Not al skin sections are created equal. The skin underneath our eyes is thinner than the rest of our body. Our feet tend to be rougher and thicker. Due to sun exposure, we see tan lines where our shirts end. The skin on our elbows and knees despite our efforts with lotions, creams, and scrubs tends to be darker.
I consulted with Dr. Anna Palabyab-Rufino to investigate further into this. I thought that while we are still on modified quarantine, we can take this time to get into the nitty-gritty of this trivial but important skin issue.
Why are elbows and knees prone to darkening more than other areas of our skin?

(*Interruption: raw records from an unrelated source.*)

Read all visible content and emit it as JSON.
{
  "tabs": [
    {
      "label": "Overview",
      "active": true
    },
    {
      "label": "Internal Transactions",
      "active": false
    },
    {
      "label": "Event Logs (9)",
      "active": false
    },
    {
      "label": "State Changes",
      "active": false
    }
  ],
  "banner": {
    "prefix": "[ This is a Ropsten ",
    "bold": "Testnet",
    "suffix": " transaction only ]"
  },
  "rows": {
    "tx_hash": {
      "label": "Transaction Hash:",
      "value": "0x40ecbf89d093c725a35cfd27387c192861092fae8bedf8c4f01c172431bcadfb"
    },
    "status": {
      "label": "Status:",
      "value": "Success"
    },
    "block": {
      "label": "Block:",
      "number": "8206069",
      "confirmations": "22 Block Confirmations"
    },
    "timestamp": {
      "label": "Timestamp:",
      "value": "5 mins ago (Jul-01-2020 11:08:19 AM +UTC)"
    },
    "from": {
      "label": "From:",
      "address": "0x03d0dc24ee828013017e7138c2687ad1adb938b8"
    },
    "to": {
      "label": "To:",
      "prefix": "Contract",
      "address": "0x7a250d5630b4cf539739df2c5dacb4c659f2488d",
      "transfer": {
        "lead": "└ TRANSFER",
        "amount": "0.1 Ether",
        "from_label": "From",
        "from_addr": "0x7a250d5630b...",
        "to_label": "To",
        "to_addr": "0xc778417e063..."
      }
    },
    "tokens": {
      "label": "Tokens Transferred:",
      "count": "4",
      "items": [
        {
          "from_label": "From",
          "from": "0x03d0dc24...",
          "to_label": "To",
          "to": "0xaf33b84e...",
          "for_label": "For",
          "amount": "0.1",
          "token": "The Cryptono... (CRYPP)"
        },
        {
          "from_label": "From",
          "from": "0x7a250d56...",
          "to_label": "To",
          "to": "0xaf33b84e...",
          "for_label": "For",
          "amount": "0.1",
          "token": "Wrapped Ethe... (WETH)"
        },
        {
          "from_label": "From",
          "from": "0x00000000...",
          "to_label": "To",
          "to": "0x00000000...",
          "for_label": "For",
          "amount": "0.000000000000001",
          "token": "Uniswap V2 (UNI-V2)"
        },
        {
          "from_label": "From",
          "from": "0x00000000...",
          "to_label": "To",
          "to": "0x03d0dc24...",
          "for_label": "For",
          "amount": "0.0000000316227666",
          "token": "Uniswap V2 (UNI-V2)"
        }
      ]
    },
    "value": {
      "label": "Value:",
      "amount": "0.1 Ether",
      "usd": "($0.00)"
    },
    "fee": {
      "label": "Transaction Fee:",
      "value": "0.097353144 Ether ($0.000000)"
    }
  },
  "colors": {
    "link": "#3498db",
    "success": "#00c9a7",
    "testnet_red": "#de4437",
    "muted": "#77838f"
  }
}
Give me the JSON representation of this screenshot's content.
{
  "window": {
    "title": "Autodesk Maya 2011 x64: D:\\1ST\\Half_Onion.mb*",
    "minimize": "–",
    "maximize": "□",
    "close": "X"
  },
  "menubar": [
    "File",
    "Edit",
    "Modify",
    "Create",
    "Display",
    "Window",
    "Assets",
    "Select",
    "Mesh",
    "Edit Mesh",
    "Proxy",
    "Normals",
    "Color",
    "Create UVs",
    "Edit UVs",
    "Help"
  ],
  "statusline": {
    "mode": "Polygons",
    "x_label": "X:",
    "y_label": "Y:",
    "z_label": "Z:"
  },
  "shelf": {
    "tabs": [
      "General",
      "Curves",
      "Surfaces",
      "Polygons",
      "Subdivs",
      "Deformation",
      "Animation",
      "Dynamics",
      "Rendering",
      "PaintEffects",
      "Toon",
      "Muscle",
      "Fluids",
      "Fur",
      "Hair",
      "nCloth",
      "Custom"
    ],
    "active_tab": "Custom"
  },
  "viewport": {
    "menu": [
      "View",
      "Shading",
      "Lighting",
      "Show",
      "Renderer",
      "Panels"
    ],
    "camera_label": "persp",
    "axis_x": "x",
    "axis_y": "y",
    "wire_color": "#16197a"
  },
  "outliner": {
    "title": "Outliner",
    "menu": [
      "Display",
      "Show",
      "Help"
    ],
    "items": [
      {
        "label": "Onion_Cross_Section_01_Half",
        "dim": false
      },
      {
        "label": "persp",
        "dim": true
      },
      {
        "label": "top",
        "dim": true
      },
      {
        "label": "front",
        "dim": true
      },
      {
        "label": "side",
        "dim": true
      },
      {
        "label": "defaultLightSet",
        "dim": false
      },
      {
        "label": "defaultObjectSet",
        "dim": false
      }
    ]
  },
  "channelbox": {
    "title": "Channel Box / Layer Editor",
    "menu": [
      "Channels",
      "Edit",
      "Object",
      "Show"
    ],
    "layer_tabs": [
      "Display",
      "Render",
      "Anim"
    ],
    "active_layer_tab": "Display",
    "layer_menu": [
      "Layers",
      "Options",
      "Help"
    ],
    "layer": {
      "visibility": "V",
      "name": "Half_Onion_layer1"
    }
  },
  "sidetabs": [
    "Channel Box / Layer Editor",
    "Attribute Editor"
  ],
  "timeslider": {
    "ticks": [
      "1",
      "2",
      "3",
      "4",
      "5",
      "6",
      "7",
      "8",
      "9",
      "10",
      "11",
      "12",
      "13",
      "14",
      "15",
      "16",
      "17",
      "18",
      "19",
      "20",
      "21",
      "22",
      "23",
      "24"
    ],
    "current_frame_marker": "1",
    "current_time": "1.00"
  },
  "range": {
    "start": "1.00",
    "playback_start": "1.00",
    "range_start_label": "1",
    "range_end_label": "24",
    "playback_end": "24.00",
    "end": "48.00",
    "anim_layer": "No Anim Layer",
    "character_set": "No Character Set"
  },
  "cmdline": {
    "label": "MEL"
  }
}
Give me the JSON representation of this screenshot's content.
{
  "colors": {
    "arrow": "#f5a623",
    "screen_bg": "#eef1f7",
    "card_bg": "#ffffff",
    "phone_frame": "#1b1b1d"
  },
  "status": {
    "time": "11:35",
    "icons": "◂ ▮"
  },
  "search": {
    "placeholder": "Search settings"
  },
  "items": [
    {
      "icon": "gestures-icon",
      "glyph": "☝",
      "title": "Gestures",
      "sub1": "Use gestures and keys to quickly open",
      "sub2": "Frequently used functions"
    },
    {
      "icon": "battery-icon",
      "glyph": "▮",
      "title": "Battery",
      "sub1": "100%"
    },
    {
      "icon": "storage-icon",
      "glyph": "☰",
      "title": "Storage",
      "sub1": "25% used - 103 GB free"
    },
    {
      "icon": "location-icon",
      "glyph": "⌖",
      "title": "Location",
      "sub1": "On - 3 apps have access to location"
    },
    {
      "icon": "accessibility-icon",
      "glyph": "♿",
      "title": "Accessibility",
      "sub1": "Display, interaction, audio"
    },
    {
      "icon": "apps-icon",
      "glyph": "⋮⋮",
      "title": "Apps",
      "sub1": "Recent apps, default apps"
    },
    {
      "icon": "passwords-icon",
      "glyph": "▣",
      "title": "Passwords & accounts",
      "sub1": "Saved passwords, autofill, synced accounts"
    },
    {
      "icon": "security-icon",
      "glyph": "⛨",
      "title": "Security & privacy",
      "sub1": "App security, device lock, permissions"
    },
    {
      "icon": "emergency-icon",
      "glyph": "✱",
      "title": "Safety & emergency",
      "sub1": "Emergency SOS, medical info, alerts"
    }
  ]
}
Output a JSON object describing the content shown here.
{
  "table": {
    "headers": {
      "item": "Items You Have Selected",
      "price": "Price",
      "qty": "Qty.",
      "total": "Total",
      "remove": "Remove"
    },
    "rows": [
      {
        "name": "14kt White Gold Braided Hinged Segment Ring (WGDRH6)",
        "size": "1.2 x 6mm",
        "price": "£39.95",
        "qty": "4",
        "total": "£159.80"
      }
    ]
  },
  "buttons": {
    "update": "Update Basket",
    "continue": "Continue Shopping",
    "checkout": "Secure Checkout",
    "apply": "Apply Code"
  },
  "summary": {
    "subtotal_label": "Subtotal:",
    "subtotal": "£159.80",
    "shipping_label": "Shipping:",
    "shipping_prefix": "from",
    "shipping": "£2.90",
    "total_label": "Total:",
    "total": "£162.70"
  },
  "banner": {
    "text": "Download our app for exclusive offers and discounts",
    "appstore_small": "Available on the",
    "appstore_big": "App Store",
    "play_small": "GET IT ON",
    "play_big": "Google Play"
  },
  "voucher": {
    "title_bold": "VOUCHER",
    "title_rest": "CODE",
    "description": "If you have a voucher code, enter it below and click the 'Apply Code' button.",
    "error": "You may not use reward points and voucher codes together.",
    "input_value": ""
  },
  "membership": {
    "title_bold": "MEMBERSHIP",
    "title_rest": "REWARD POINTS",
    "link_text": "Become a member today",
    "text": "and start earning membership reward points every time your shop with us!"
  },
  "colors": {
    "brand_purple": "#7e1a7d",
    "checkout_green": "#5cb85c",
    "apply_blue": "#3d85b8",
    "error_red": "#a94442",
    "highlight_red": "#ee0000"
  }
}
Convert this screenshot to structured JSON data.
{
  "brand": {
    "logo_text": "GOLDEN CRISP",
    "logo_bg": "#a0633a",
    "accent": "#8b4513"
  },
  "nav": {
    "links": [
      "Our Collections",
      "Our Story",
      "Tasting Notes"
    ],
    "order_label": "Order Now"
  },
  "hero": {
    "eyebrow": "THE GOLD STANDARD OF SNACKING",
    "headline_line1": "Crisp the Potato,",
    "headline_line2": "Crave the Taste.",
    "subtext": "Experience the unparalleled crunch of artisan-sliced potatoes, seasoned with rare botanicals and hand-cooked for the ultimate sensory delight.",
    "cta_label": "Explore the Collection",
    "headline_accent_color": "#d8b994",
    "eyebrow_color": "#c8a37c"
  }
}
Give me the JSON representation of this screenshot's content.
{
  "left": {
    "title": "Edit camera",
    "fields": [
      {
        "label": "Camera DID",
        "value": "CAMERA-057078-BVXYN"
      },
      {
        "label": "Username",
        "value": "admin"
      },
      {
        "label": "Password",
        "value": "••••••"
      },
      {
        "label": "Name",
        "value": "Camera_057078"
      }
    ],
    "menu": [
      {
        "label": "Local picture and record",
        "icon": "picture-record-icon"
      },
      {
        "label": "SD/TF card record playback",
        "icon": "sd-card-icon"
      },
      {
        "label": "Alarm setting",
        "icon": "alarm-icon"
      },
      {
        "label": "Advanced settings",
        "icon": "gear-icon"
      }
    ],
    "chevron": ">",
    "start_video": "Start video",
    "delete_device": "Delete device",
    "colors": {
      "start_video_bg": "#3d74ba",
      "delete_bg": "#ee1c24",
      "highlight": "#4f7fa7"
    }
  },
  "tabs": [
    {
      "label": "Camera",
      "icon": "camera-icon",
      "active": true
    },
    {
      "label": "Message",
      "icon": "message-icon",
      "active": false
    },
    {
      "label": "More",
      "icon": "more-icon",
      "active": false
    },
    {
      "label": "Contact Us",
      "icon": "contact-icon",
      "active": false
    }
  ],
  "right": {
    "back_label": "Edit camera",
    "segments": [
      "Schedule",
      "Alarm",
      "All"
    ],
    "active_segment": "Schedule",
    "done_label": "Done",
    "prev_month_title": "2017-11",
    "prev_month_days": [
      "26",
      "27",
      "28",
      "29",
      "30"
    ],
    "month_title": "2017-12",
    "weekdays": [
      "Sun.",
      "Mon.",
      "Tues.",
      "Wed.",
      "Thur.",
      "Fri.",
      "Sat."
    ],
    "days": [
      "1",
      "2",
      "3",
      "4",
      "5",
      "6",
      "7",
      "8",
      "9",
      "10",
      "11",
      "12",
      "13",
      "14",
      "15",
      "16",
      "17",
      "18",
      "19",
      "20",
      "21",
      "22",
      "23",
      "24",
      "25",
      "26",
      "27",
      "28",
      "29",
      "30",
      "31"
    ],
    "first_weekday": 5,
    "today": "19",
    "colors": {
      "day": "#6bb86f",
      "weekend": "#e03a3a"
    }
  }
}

Melanin is responsible for giving our skin its color but sun exposure, certain skin conditions causing post-inflammatory hyperpigmentation such as skin asthma or eczema, friction, and dryness can all stimulate an increase in its production in certain areas of our bodies. The elbows and knees are constantly bending and rubbing against surfaces. They are prone to thickening and drying due to friction as well. Irritation can also lead to post-inflammatory hyperpigmentation.
What daily habits people do that make these areas darker?
Rubbing or scrubbing these areas vigorously while bathing may actually do more harm than good since as a defense mechanism, the skin tends to become thicker, appearing darker when you do this. Darkening in these areas does not mean that these areas are dirty! People with darker skin tones, have more melanin, and are just more prone to hyperpigmentation. Putting your elbows over your desks or tables, doing exercises that require you to kneel, or put your elbows on the floor without protection can aggravate this as well. Another important thing is forgetting to put sunblock when you go out in the sun.
What are derma-approved ways to lighten these areas? Are there habits that people can integrate to lighten them naturally?
The best thing to do is to avoid the things mentioned above. Moisturizing this area to prevent dryness and mild exfoliation can prevent the accumulation of dead skin cells. Treatment and prevention of certain conditions such as skin asthma and eczema are also important. Using some chemical peels or exfoliants is effective as well as laser procedures that target pigmentation can also be done.
How safe are common lightening products and soaps found in the drugstore/over the counter?
Over-the-counter products are usually safe but not all have the same level of effectivity. If you have very dry or sensitive skin, use products with caution.
There are lightening soaps that have ingredients that gently exfoliate the skin. There are also creams and lotions containing ingredients such as hydroquinone, kojic acid, arbutin, niacinamide, and vitamin C that can help lighten these areas. Lotions applied on the whole arm or leg are preferred over spot treatment to avoid creating a lighter halo on the area surrounding the elbows and knees. Other products that can help peel off the upper layers of the skin, containing AHA’s (for example glycolic acid) or BHA’s (for example salicylic acid) are also recommended but should be used with caution. Sunblock should be applied when these areas are going to be exposed to the sun. A broad-spectrum sunblock of at least SPF 30 and a PA++ is recommended.
We also would like to ask you for your complete clinic details so people know where and how they can consult with you once the lockdown guidelines have eased up. due to the increased production of melanin.
Anna Palabyab-Rufino, MD, FPDS is a Dermatologist at BeautiqueMD, 8th Floor MDI Corporate Center, 10th Ave. Cor. 39th St. BGC, Taguig with contact number 09175142879 You can find them on @beautiquemd on Instagram.